This was an appeal to the Courts against Registrar’s decision to register a trade mark after the mark applied for was opposed and Opposition duly dismissed. The Registrar had dismissed Plaintiff’s Opposition to Defendant’s TM App No. 09050016 filed in Class 30 in respect of Bah Kut Teh Spices (Local Chinese Herbal Soup Ingredients) Being Spices and Condiments; Aromatising or Seasoning Products For Food; Herbs and Spices; Herbs and Mixed Spices; Spice Extracts; Seasoning Mixes; Food Pastes; Prepared Food Mixes; Flavouring For Soups (Other Than Essential Oils). The Plaintiff had an earlier trade mark registration in respect of a similar mark.
Nevertheless when the case went on appeal to the High Court by the Opponent (Plaintiffs in this instant) the Court decided that the mark applied for i.e. the Defendant’s mark was highly similar in look to the Plaintiff’s mark and the said mark was applied onto identical goods.
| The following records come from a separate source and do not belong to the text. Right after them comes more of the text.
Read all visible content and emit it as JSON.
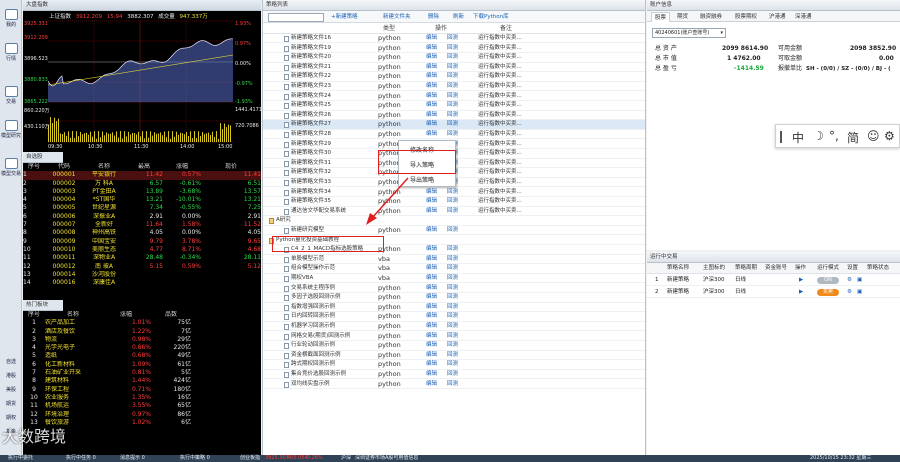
{
  "left_nav": {
    "items": [
      "我的",
      "行情",
      "交易",
      "模型研究",
      "模型交易"
    ],
    "bottom": [
      "自选",
      "港股",
      "美股",
      "期货",
      "期权",
      "基金"
    ]
  },
  "chart": {
    "title": "大盘指数",
    "index_name": "上证指数",
    "index_value": "3912.209",
    "index_change": "15.94",
    "h1": "3882.307",
    "h2": "成交量",
    "volume": "947.337万",
    "y_left": [
      "3925.331",
      "3912.209",
      "3896.523",
      "3880.833",
      "3865.222"
    ],
    "y_right": [
      "1.93%",
      "0.97%",
      "0.00%",
      "-0.97%",
      "-1.93%"
    ],
    "vol_left": [
      "860.220万",
      "430.110万"
    ],
    "vol_right": [
      "1441.4171",
      "720.7086"
    ],
    "times": [
      "09:30",
      "10:30",
      "11:30",
      "14:00",
      "15:00"
    ]
  },
  "quotes": {
    "title": "自选股",
    "cols": [
      "序号",
      "代码",
      "名称",
      "最高",
      "涨幅",
      "现价"
    ],
    "rows": [
      [
        "1",
        "000001",
        "平安银行",
        "11.42",
        "0.57%",
        "11.41"
      ],
      [
        "2",
        "000002",
        "万 科A",
        "6.57",
        "-0.61%",
        "6.51"
      ],
      [
        "3",
        "000003",
        "PT金田A",
        "13.89",
        "-3.68%",
        "13.57"
      ],
      [
        "4",
        "000004",
        "*ST国华",
        "13.21",
        "-10.01%",
        "13.21"
      ],
      [
        "5",
        "000005",
        "世纪星源",
        "7.34",
        "-0.55%",
        "7.25"
      ],
      [
        "6",
        "000006",
        "深振业A",
        "2.91",
        "0.00%",
        "2.91"
      ],
      [
        "7",
        "000007",
        "全新好",
        "11.64",
        "1.58%",
        "11.52"
      ],
      [
        "8",
        "000008",
        "神州高铁",
        "4.05",
        "0.00%",
        "4.05"
      ],
      [
        "9",
        "000009",
        "中国宝安",
        "9.79",
        "3.78%",
        "9.65"
      ],
      [
        "10",
        "000010",
        "美丽生态",
        "4.77",
        "8.71%",
        "4.68"
      ],
      [
        "11",
        "000011",
        "深物业A",
        "28.48",
        "-0.34%",
        "28.11"
      ],
      [
        "12",
        "000012",
        "南 玻A",
        "5.15",
        "0.59%",
        "5.12"
      ],
      [
        "13",
        "000014",
        "沙河股份",
        "",
        "",
        ""
      ],
      [
        "14",
        "000016",
        "深康佳A",
        "",
        "",
        ""
      ]
    ]
  },
  "sectors": {
    "title": "热门板块",
    "cols": [
      "序号",
      "名称",
      "涨幅",
      "品数"
    ],
    "rows": [
      [
        "1",
        "农产品加工",
        "1.01%",
        "75亿"
      ],
      [
        "2",
        "酒店及餐饮",
        "1.22%",
        "7亿"
      ],
      [
        "3",
        "物流",
        "0.98%",
        "29亿"
      ],
      [
        "4",
        "光学光电子",
        "0.86%",
        "220亿"
      ],
      [
        "5",
        "造纸",
        "0.68%",
        "49亿"
      ],
      [
        "6",
        "化工新材料",
        "1.09%",
        "61亿"
      ],
      [
        "7",
        "石油矿业开采",
        "0.81%",
        "5亿"
      ],
      [
        "8",
        "建筑材料",
        "1.44%",
        "424亿"
      ],
      [
        "9",
        "环保工程",
        "0.71%",
        "180亿"
      ],
      [
        "10",
        "农业服务",
        "1.35%",
        "16亿"
      ],
      [
        "11",
        "机场航运",
        "3.55%",
        "65亿"
      ],
      [
        "12",
        "环境治理",
        "0.97%",
        "86亿"
      ],
      [
        "13",
        "餐饮旅游",
        "1.02%",
        "6亿"
      ]
    ]
  },
  "strategy": {
    "title": "策略列表",
    "buttons": [
      "+新建策略",
      "新建文件夹",
      "删除",
      "刷新",
      "下载Python库"
    ],
    "cols": [
      "类型",
      "操作",
      "备注"
    ],
    "rows": [
      {
        "name": "新建策略文件16",
        "type": "python",
        "edit": "编辑",
        "run": "回测",
        "note": "运行指数中买卖..."
      },
      {
        "name": "新建策略文件19",
        "type": "python",
        "edit": "编辑",
        "run": "回测",
        "note": "运行指数中买卖..."
      },
      {
        "name": "新建策略文件20",
        "type": "python",
        "edit": "编辑",
        "run": "回测",
        "note": "运行指数中买卖..."
      },
      {
        "name": "新建策略文件21",
        "type": "python",
        "edit": "编辑",
        "run": "回测",
        "note": "运行指数中买卖..."
      },
      {
        "name": "新建策略文件22",
        "type": "python",
        "edit": "编辑",
        "run": "回测",
        "note": "运行指数中买卖..."
      },
      {
        "name": "新建策略文件23",
        "type": "python",
        "edit": "编辑",
        "run": "回测",
        "note": "运行指数中买卖..."
      },
      {
        "name": "新建策略文件24",
        "type": "python",
        "edit": "编辑",
        "run": "回测",
        "note": "运行指数中买卖..."
      },
      {
        "name": "新建策略文件25",
        "type": "python",
        "edit": "编辑",
        "run": "回测",
        "note": "运行指数中买卖..."
      },
      {
        "name": "新建策略文件26",
        "type": "python",
        "edit": "编辑",
        "run": "回测",
        "note": "运行指数中买卖..."
      },
      {
        "name": "新建策略文件27",
        "type": "python",
        "edit": "编辑",
        "run": "回测",
        "note": "运行指数中买卖..."
      },
      {
        "name": "新建策略文件28",
        "type": "python",
        "edit": "编辑",
        "run": "回测",
        "note": "运行指数中买卖..."
      },
      {
        "name": "新建策略文件29",
        "type": "python",
        "edit": "编辑",
        "run": "回测",
        "note": "运行指数中买卖..."
      },
      {
        "name": "新建策略文件30",
        "type": "python",
        "edit": "编辑",
        "run": "回测",
        "note": "运行指数中买卖..."
      },
      {
        "name": "新建策略文件31",
        "type": "python",
        "edit": "编辑",
        "run": "回测",
        "note": "运行指数中买卖..."
      },
      {
        "name": "新建策略文件32",
        "type": "python",
        "edit": "编辑",
        "run": "回测",
        "note": "运行指数中买卖..."
      },
      {
        "name": "新建策略文件33",
        "type": "python",
        "edit": "编辑",
        "run": "回测",
        "note": "运行指数中买卖..."
      },
      {
        "name": "新建策略文件34",
        "type": "python",
        "edit": "编辑",
        "run": "回测",
        "note": "运行指数中买卖..."
      },
      {
        "name": "新建策略文件35",
        "type": "python",
        "edit": "编辑",
        "run": "回测",
        "note": "运行指数中买卖..."
      },
      {
        "name": "通达信文华配交易系统",
        "type": "python",
        "edit": "编辑",
        "run": "回测",
        "note": "运行指数中买卖..."
      },
      {
        "name": "A研究",
        "type": "",
        "edit": "",
        "run": "",
        "note": "",
        "folder": true,
        "indent": 0
      },
      {
        "name": "新建研究模型",
        "type": "python",
        "edit": "编辑",
        "run": "回测",
        "note": ""
      },
      {
        "name": "Python量化投资基础教程",
        "type": "",
        "edit": "",
        "run": "",
        "note": "",
        "folder": true,
        "indent": 0
      },
      {
        "name": "C4_2_1_MACD指标选股策略",
        "type": "python",
        "edit": "编辑",
        "run": "回测",
        "note": ""
      },
      {
        "name": "单股模型示范",
        "type": "vba",
        "edit": "编辑",
        "run": "回测",
        "note": ""
      },
      {
        "name": "组合模型操作示范",
        "type": "vba",
        "edit": "编辑",
        "run": "回测",
        "note": ""
      },
      {
        "name": "期权VBA",
        "type": "vba",
        "edit": "编辑",
        "run": "回测",
        "note": ""
      },
      {
        "name": "交易系统主程序例",
        "type": "python",
        "edit": "编辑",
        "run": "回测",
        "note": ""
      },
      {
        "name": "多因子选股回测示例",
        "type": "python",
        "edit": "编辑",
        "run": "回测",
        "note": ""
      },
      {
        "name": "指数增强回测示例",
        "type": "python",
        "edit": "编辑",
        "run": "回测",
        "note": ""
      },
      {
        "name": "日内回转回测示例",
        "type": "python",
        "edit": "编辑",
        "run": "回测",
        "note": ""
      },
      {
        "name": "机器学习回测示例",
        "type": "python",
        "edit": "编辑",
        "run": "回测",
        "note": ""
      },
      {
        "name": "网格交易(期货)回测示例",
        "type": "python",
        "edit": "编辑",
        "run": "回测",
        "note": ""
      },
      {
        "name": "行业轮动回测示例",
        "type": "python",
        "edit": "编辑",
        "run": "回测",
        "note": ""
      },
      {
        "name": "资金横截面回测示例",
        "type": "python",
        "edit": "编辑",
        "run": "回测",
        "note": ""
      },
      {
        "name": "跨式期权回测示例",
        "type": "python",
        "edit": "编辑",
        "run": "回测",
        "note": ""
      },
      {
        "name": "集合竞价选股回测示例",
        "type": "python",
        "edit": "编辑",
        "run": "回测",
        "note": ""
      },
      {
        "name": "双均线实盘示例",
        "type": "python",
        "edit": "编辑",
        "run": "回测",
        "note": ""
      }
    ]
  },
  "context_menu": {
    "items": [
      "修改名称",
      "导入策略",
      "导出策略"
    ]
  },
  "account": {
    "title": "账户信息",
    "tabs": [
      "股票",
      "期货",
      "融资融券",
      "股票期权",
      "沪港通",
      "深港通"
    ],
    "select": "40240601(账户查账号)",
    "lines": [
      {
        "k": "总 资 产",
        "v": "2099 8614.90"
      },
      {
        "k": "总 市 值",
        "v": "1 4762.00"
      },
      {
        "k": "总 盈 亏",
        "v": "-1414.59"
      }
    ],
    "right": [
      {
        "k": "可用金额",
        "v": "2098 3852.90"
      },
      {
        "k": "可取金额",
        "v": "0.00"
      },
      {
        "k": "报撤单比",
        "v": "SH - (0/0) / SZ - (0/0) / BJ - ("
      }
    ]
  },
  "ime": {
    "items": [
      "中",
      "简"
    ]
  },
  "trading": {
    "title": "运行中交易",
    "cols": [
      "策略名称",
      "主图标的",
      "策略周期",
      "资金账号",
      "操作",
      "运行模式",
      "设置",
      "策略状态"
    ],
    "rows": [
      [
        "1",
        "新建策略",
        "沪深300",
        "日线",
        "",
        "",
        "",
        ""
      ],
      [
        "2",
        "新建策略",
        "沪深300",
        "日线",
        "",
        "",
        "",
        ""
      ]
    ],
    "mode_on": "ON",
    "mode_off": "买卖"
  },
  "status": {
    "items": [
      "执行中委托",
      "执行中任务 0",
      "消息提示 0",
      "执行中策略 0",
      "创业板指",
      "沪深",
      "深圳证券市场A股可用值信息",
      "2025/10/15 23:32 星期三"
    ],
    "vals": [
      "3925.307",
      "405.054",
      "-0.26%"
    ]
  },
  "watermark": "大数跨境"
}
The Court decided that the Registrar had erred in his decision to allow the registration of the Defendant’s trade mark and granted refusal of registration.
4. Mutiara Rini Sdn Bhd v The Corum View Hotel Sdn Bhd (previously known as the Curve Hotel Sdn Bhd)  7 MLJ 771
This was a case for a Summary Judgment application in respect of trade mark infringement and passing off. The Plaintiff is the owner of the mark “THE CURVE theCurve E@CURVE” in Classes 35, 36 and 43 and is the developer of the shopping mall The Curve in Mutiara Damansara. The mall is well known to the Malaysian public particularly those living in the Klang Valley. The Defendant on the other hand carried on the business of operating hotel called “The Curve Hotel”, located in the northern state of Penang. After receiving a warning letter the Defendant subsequently changed its hotel name to “The Corum View Hotel”.
Notwithstanding the above, the Plaintiff proceeded to file a legal suit as well as an application for summary judgment. At the Hearing of the application, it was held that the Defendant had admitted that it used a mark that was identical to the Plaintiff’s registered marks. Plaintiff had further established that it had the requisite goodwill and reputation arising from the use of its registered trademarks. Accordingly the application for summary judgment was allowed.
The past year has seen trade mark work in Malaysia continue gaining strength echoed in its highest number of filings to date hand in hand with Registry’s improved services in facilitating the registration of trade mark applications. At the other end of the protection spectrum, the various cases that have been illustrated above show that the Courts will endeavor to continue protecting the rights of statutory and common law owners of trade marks. It is hoped that the accession to Madrid Protocol will be a positive contribution to the thriving landscape of trade mark matters here.